Koreana Co. CEO Honored with Industrial Service Medal
Small business owner-cum-pioneer in the development of wig production technology
Koreana Co. President & CEO Chun Byung-jik was bestowed the Industrial Service Medal for exporting wigs and contributing to the domestic hair-making industry.
The Korean wig industry was a key exporting industry during the 1980s. Koreana Co. President Chun has been in the Korean hair making industry for the past 43 years. He is a small business owner-cum-pioneer in the development of wig production technology and the exporting of wigs to foreign countries.
In 1992, he established Koreana Co. and set up an incorporated body in Tianjin, China, in 1993 to accelerate its production. The company has so far shipped a combined $289 million worth of wigs to seven countries, including the United States, the UK, France, Canada, Japan, China, and Hong Kong.
In particular, he has gained recognition in developing creative and innovate styles of wigs in Korea and abroad. The Tape Curl wig he developed on his own was a sensation in the industry, and he took the lead in the hair-making industry with the development of the hairpiece called Yaky Pony. Chun was noted for his contributions to the development of the Korean wig industry by holding academic sessions to spread the latest hair-making technologies while serving as the chairman of the Korean Consultative Council for Exporting Hair Products since 2002.

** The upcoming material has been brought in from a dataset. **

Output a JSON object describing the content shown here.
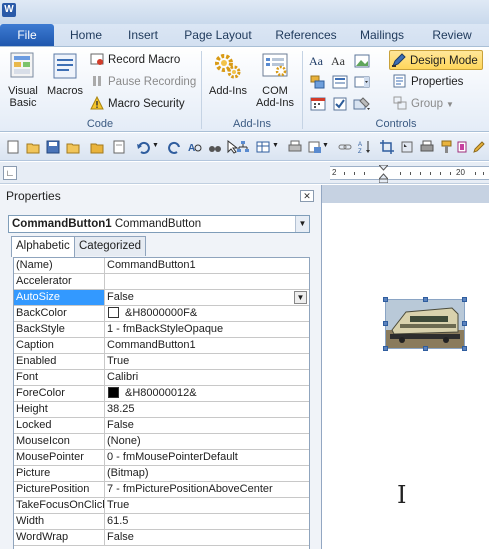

In 1968, he began his hair-making career as an employee of the now-defunct Jinee Industry Co, and received a monthly salary three times the average government official's salary, but his working conditions were very poor. He often worked overnight three times per week without shift changes, and sometimes spent three nights and four days at the worksite to meet customers'deadlines. One year, he had to stay at work on the morning on Parents'Day, May 8, in order to get to his own wedding in the afternoon.
Chun was noted for having developed numerous innovative wig styles while climbing up the corporate hierarchy until he was promoted to managing director of Misung. Wigs imported from China in mid-1980s failed to find customers due to too strong curls. He employed a steamed iron to create a new type of wig, which was put on the market under the brand Yaki Weaving and was a major success and still enjoys popularity.
In 1981, he created the wet look style of wig, taking a cue from the idea he got when he encountered a local woman coming out of a public bath with her hair not quite dry. Chun's creative and innovative wig styles allowed Misung to leap from 26th place to the number one hair maker in Korea. nw
(clockwise, from left) Koreana Co. President Chun Byung-jik speaks during the Trade Day anniversary event,; and Chun, the winner of the Industrial Service Medal (top, right),; and Workers at Koreana Co. make wigs, most of which are to be exported abroad.
Photos on courtesy of KITA, Koreana Co.